— What is being asked —
Set each entry down verbatim, omitting images.

--- START ---

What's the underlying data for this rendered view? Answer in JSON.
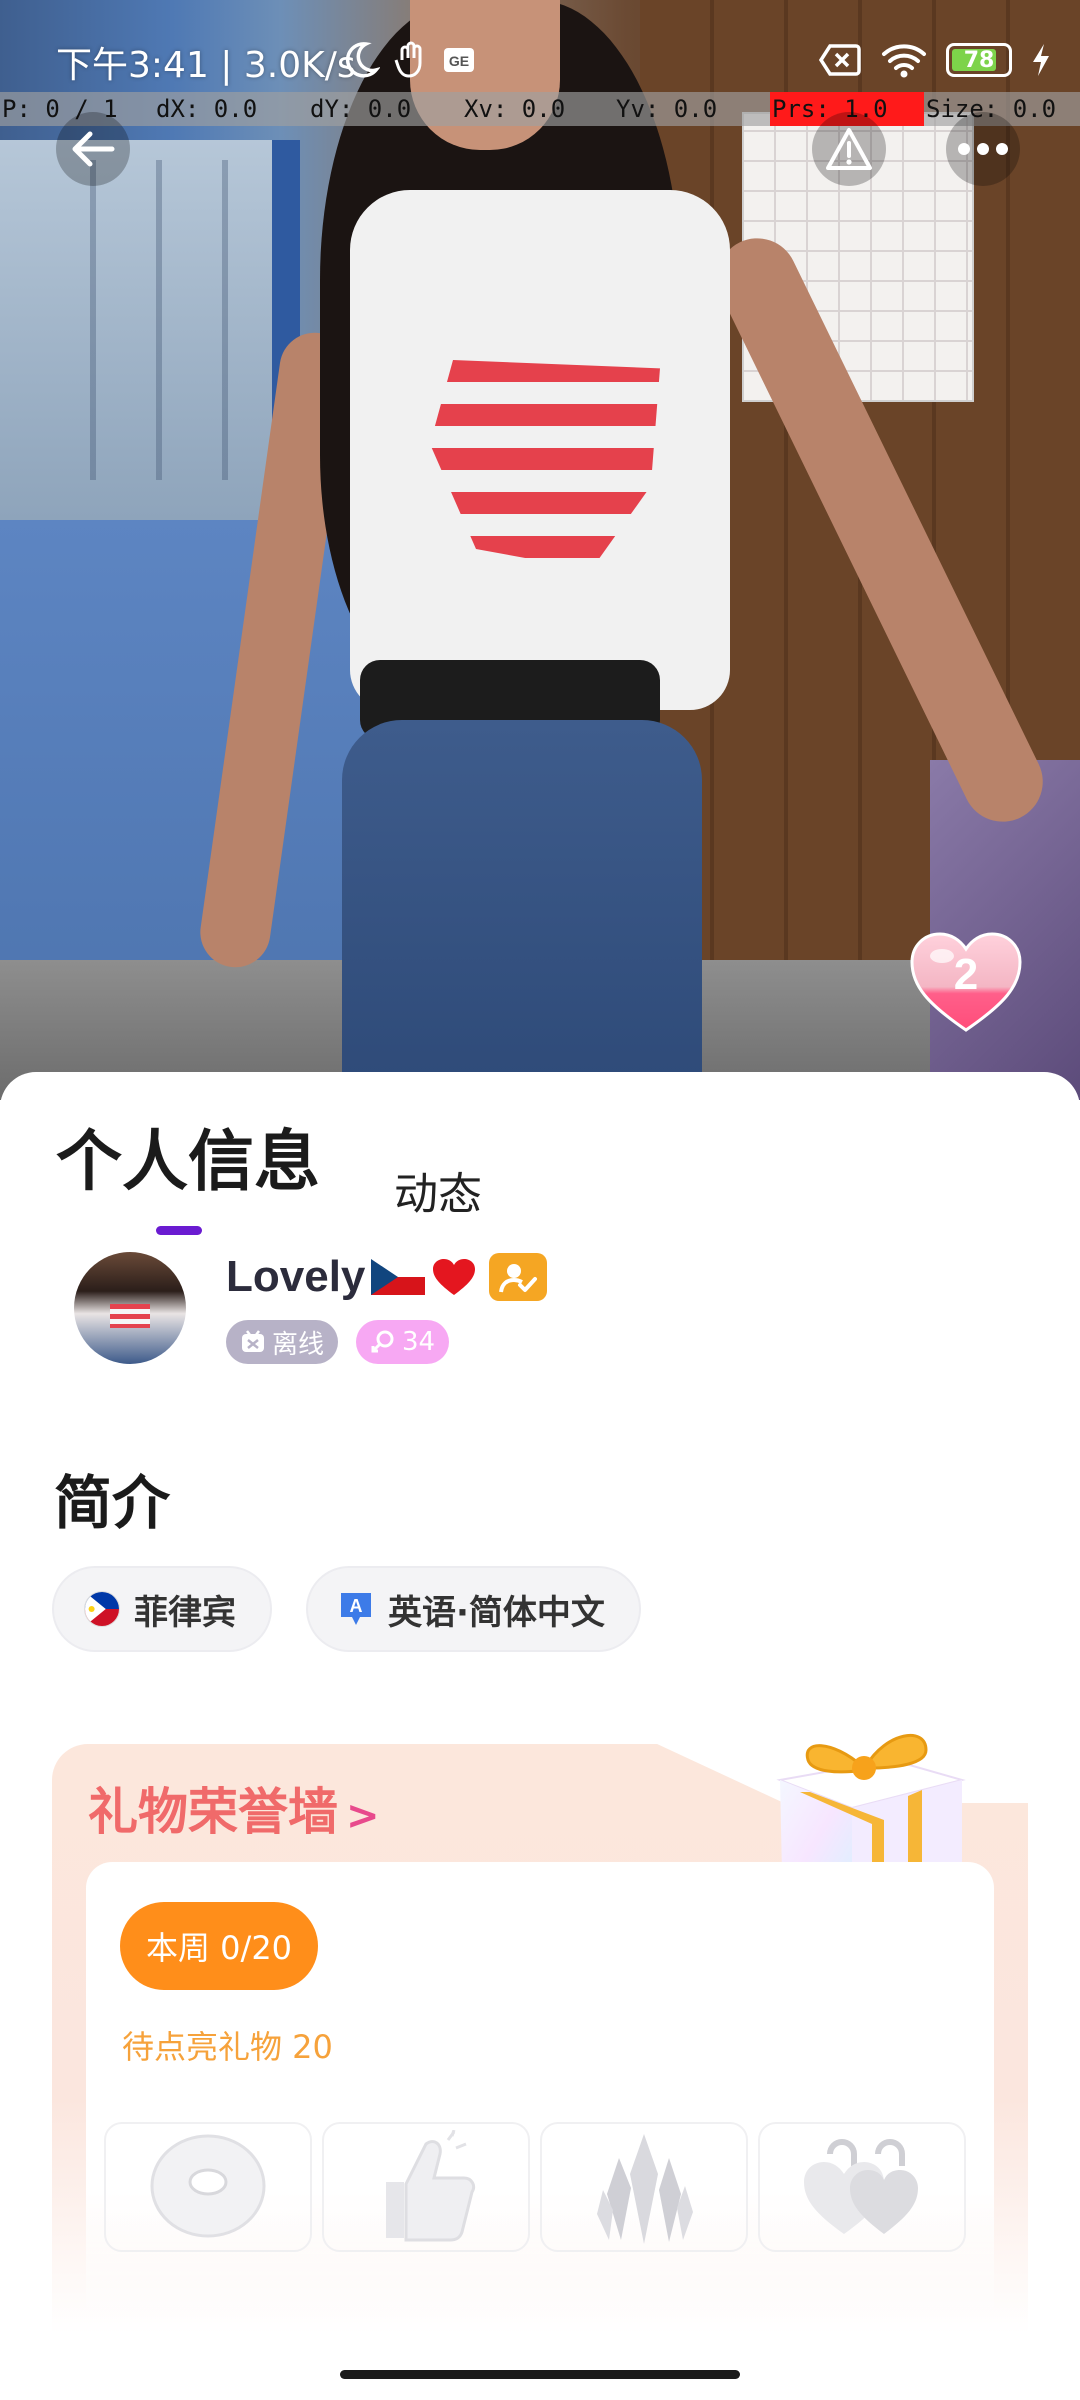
{
  "status_bar": {
    "time_speed": "下午3:41 | 3.0K/s",
    "battery": "78",
    "icons": [
      "moon-icon",
      "hand-icon",
      "gallery-icon",
      "no-sim-icon",
      "wifi-icon",
      "battery-icon",
      "charging-icon"
    ]
  },
  "debug": {
    "pointer": "P: 0 / 1",
    "dx": "dX: 0.0",
    "dy": "dY: 0.0",
    "xv": "Xv: 0.0",
    "yv": "Yv: 0.0",
    "prs": "Prs: 1.0",
    "size": "Size: 0.0"
  },
  "photo": {
    "like_count": "2",
    "icons": [
      "back-arrow-icon",
      "warning-icon",
      "more-icon",
      "heart-icon"
    ]
  },
  "tabs": {
    "active": "个人信息",
    "inactive": "动态"
  },
  "profile": {
    "name": "Lovely",
    "status": "离线",
    "level": "34"
  },
  "intro": {
    "title": "简介",
    "country": "菲律宾",
    "languages": "英语·简体中文"
  },
  "gift_wall": {
    "title": "礼物荣誉墙",
    "chevron": ">",
    "week": "本周 0/20",
    "pending": "待点亮礼物 20",
    "gifts": [
      "donut-icon",
      "thumbs-up-icon",
      "crystal-icon",
      "lock-heart-icon"
    ]
  },
  "colors": {
    "tab_underline": "#6a1bd1",
    "week_pill": "#ff8e1a",
    "gift_title": "#f06a6a",
    "verify_badge": "#f5a623",
    "offline_badge": "#b7b2c7",
    "level_badge": "#f7a8f3"
  }
}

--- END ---

— Reply to the task —
What's the underlying data for this rendered view? Answer in JSON.
{
  "status_bar": {
    "time_speed": "下午3:41 | 3.0K/s",
    "battery": "78",
    "icons": [
      "moon-icon",
      "hand-icon",
      "gallery-icon",
      "no-sim-icon",
      "wifi-icon",
      "battery-icon",
      "charging-icon"
    ]
  },
  "debug": {
    "pointer": "P: 0 / 1",
    "dx": "dX: 0.0",
    "dy": "dY: 0.0",
    "xv": "Xv: 0.0",
    "yv": "Yv: 0.0",
    "prs": "Prs: 1.0",
    "size": "Size: 0.0"
  },
  "photo": {
    "like_count": "2",
    "icons": [
      "back-arrow-icon",
      "warning-icon",
      "more-icon",
      "heart-icon"
    ]
  },
  "tabs": {
    "active": "个人信息",
    "inactive": "动态"
  },
  "profile": {
    "name": "Lovely",
    "status": "离线",
    "level": "34"
  },
  "intro": {
    "title": "简介",
    "country": "菲律宾",
    "languages": "英语·简体中文"
  },
  "gift_wall": {
    "title": "礼物荣誉墙",
    "chevron": ">",
    "week": "本周 0/20",
    "pending": "待点亮礼物 20",
    "gifts": [
      "donut-icon",
      "thumbs-up-icon",
      "crystal-icon",
      "lock-heart-icon"
    ]
  },
  "colors": {
    "tab_underline": "#6a1bd1",
    "week_pill": "#ff8e1a",
    "gift_title": "#f06a6a",
    "verify_badge": "#f5a623",
    "offline_badge": "#b7b2c7",
    "level_badge": "#f7a8f3"
  }
}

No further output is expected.